I view my writing and publishing as a fulfillment of a long-time dream, and I encourage other writers to go ahead and jump in there. Don’t give up, write those fantastic, amazing stories. Someone is waiting to read them.
Don’t Miss A Highland Ruby: Highland Treasures Book 2
She must choose between a life of adventure with the man she loves or a settled, secure life with her betrothed. Flora Vass put Gavin Munro out of her heart and mind until he returned to Scotland after an adventurous five years in the New World. Gavin left no doubt he returned to make the bonnie Flora his own and intended to fight for her. Flora’s betrothed, Iain MacKay, and Gavin’s brother, Chief Andrew Munro, had other plans. Andrew needed her to marry the MacKay to bring peace between the two clans. Iain MacKay wanted an heir. War with England looms on the horizon, forcing Flora to choose between her heart’s desire and her logical choice.
About Brenda B. Taylor
The desire to write historical fiction has long been a passion with Brenda B. Taylor. Since elementary school, she has written stories in her spare time. Brenda earned three degrees: a BSE from Henderson State University, Arkadelphia, Arkansas; a MEd from Sam Houston State University, Huntsville, Texas; and an EdD from Texas A&M University, College Station, Texas; then worked as a teacher and administrator in the Texas Public School system. Only after retirement could she fulfill the dream of publication.
Brenda and her husband make their home in beautiful East Texas where they enjoy spending time with family and friends, traveling, and working in Bethabara Faith Ministry, Inc. She crafts stories about the extraordinary lives of ordinary people in her favorite place overlooking bird feeders, bird houses, and a variety of blooming trees and flowers. She sincerely thanks all who purchase and read her books. Her desire is that the message in each book will touch the heart of the reader as it did hers in the writing.

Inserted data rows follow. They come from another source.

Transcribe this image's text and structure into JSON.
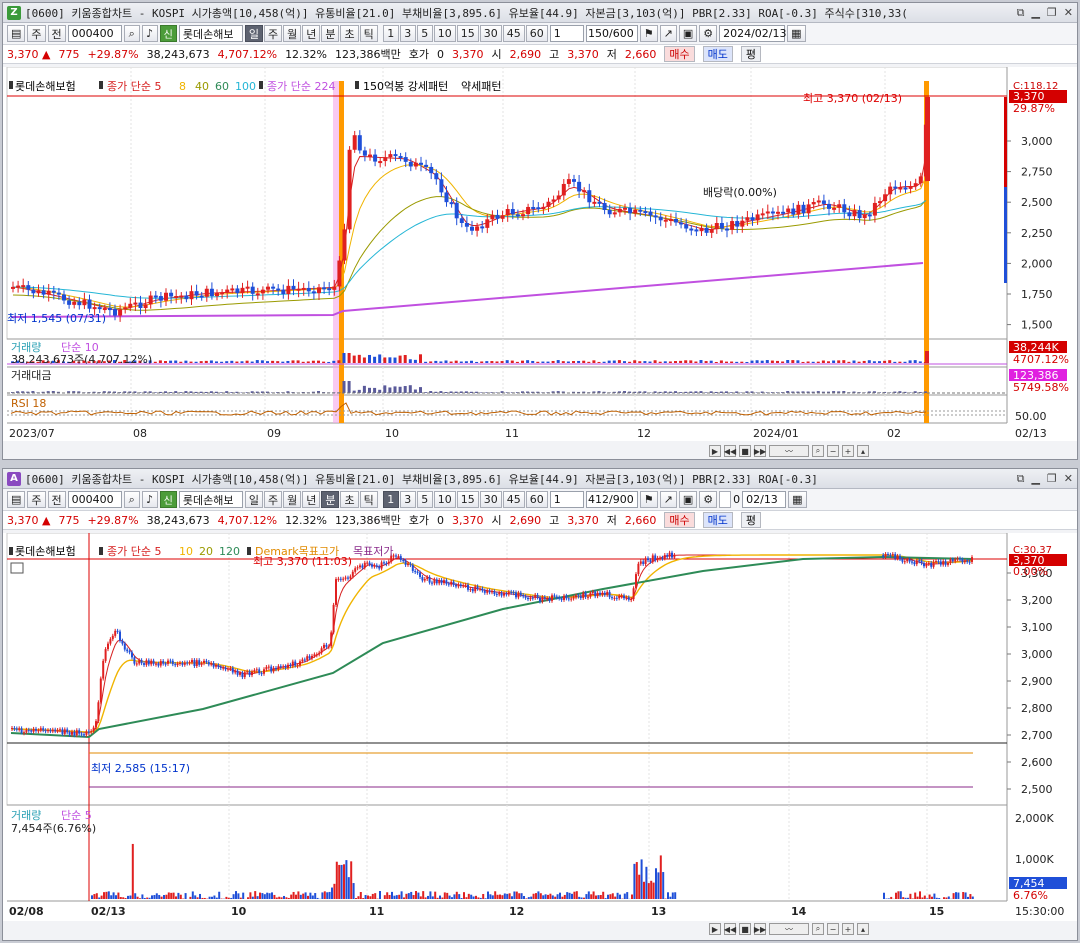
{
  "top": {
    "badge": "Z",
    "title": "[0600] 키움종합차트 - KOSPI 시가총액[10,458(억)] 유통비율[21.0] 부채비율[3,895.6] 유보율[44.9] 자본금[3,103(억)] PBR[2.33] ROA[-0.3] 주식수[310,33(",
    "toolbar": {
      "stock_code": "000400",
      "stock_name": "롯데손해보",
      "mode": "주",
      "scope": "전",
      "periods": [
        "일",
        "주",
        "월",
        "년",
        "분",
        "초",
        "틱"
      ],
      "selected_period": "일",
      "intervals": [
        "1",
        "3",
        "5",
        "10",
        "15",
        "30",
        "45",
        "60"
      ],
      "interval_value": "1",
      "count": "150/600",
      "date": "2024/02/13"
    },
    "quote": {
      "price": "3,370",
      "arrow": "▲",
      "change": "775",
      "rate": "+29.87%",
      "volume": "38,243,673",
      "vol_rate": "4,707.12%",
      "turnover": "12.32%",
      "amount": "123,386백만",
      "hoga_label": "호가",
      "hoga": "0",
      "cur": "3,370",
      "open_label": "시",
      "open": "2,690",
      "high_label": "고",
      "high": "3,370",
      "low_label": "저",
      "low": "2,660",
      "buy": "매수",
      "sell": "매도",
      "flat": "평"
    },
    "legend": {
      "name": "롯데손해보험",
      "ma_label": "종가 단순 5",
      "ma_periods": [
        "8",
        "40",
        "60",
        "100"
      ],
      "ma2": "종가 단순 224",
      "pattern": "150억봉 강세패턴",
      "pattern2": "약세패턴"
    },
    "annotations": {
      "high": "최고 3,370 (02/13)",
      "low": "최저 1,545 (07/31)",
      "dividend": "배당락(0.00%)",
      "top_right": "C:118.12",
      "pct": "29.87%"
    },
    "price_ticks": [
      "3,000",
      "2,750",
      "2,500",
      "2,250",
      "2,000",
      "1,750",
      "1,500"
    ],
    "last_price": "3,370",
    "volume_panel": {
      "label": "거래량",
      "ma": "단순 10",
      "value": "38,243,673주(4,707.12%)",
      "tag": "38,244K",
      "tag2": "4707.12%"
    },
    "amount_panel": {
      "label": "거래대금",
      "tag": "123,386",
      "tag2": "5749.58%"
    },
    "rsi_panel": {
      "label": "RSI 18",
      "tick": "50.00"
    },
    "x_ticks": [
      "2023/07",
      "08",
      "09",
      "10",
      "11",
      "12",
      "2024/01",
      "02"
    ],
    "x_end": "02/13"
  },
  "bottom": {
    "badge": "A",
    "title": "[0600] 키움종합차트 - KOSPI 시가총액[10,458(억)] 유통비율[21.0] 부채비율[3,895.6] 유보율[44.9] 자본금[3,103(억)] PBR[2.33] ROA[-0.3]",
    "toolbar": {
      "stock_code": "000400",
      "stock_name": "롯데손해보",
      "mode": "주",
      "scope": "전",
      "periods": [
        "일",
        "주",
        "월",
        "년",
        "분",
        "초",
        "틱"
      ],
      "selected_period": "분",
      "intervals": [
        "1",
        "3",
        "5",
        "10",
        "15",
        "30",
        "45",
        "60"
      ],
      "interval_value": "1",
      "count": "412/900",
      "check": "0",
      "date": "02/13"
    },
    "quote": {
      "price": "3,370",
      "arrow": "▲",
      "change": "775",
      "rate": "+29.87%",
      "volume": "38,243,673",
      "vol_rate": "4,707.12%",
      "turnover": "12.32%",
      "amount": "123,386백만",
      "hoga_label": "호가",
      "hoga": "0",
      "cur": "3,370",
      "open_label": "시",
      "open": "2,690",
      "high_label": "고",
      "high": "3,370",
      "low_label": "저",
      "low": "2,660",
      "buy": "매수",
      "sell": "매도",
      "flat": "평"
    },
    "legend": {
      "name": "롯데손해보험",
      "ma_label": "종가 단순 5",
      "ma_periods": [
        "10",
        "20",
        "120"
      ],
      "demark": "Demark목표고가",
      "demark2": "목표저가"
    },
    "annotations": {
      "high": "최고 3,370 (11:03)",
      "low": "최저 2,585 (15:17)",
      "top_right": "C:30.37",
      "pct": "0.00%"
    },
    "price_ticks": [
      "3,300",
      "3,200",
      "3,100",
      "3,000",
      "2,900",
      "2,800",
      "2,700",
      "2,600",
      "2,500"
    ],
    "last_price": "3,370",
    "volume_panel": {
      "label": "거래량",
      "ma": "단순 5",
      "value": "7,454주(6.76%)",
      "tick1": "2,000K",
      "tick2": "1,000K",
      "tag": "7,454",
      "tag2": "6.76%"
    },
    "x_ticks": [
      "02/08",
      "02/13",
      "10",
      "11",
      "12",
      "13",
      "14",
      "15"
    ],
    "x_end": "15:30:00"
  },
  "colors": {
    "up": "#e02020",
    "down": "#1f4fd8",
    "ma5": "#d62020",
    "ma_yellow": "#f0b400",
    "ma_green": "#2e8b57",
    "ma_cyan": "#25b6d6",
    "ma_purple": "#c050e0",
    "orange": "#ff9a00"
  },
  "icons": [
    "minimize-icon",
    "restore-icon",
    "close-icon",
    "settings-icon",
    "calendar-icon",
    "scroll-left-icon",
    "scroll-right-icon",
    "zoom-in-icon",
    "zoom-out-icon"
  ]
}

Connect with Brenda
Amazon Author Page: http://amzn.to/JV31xY
Book Information: http://historicalheartbeats.com/highland-treasures-series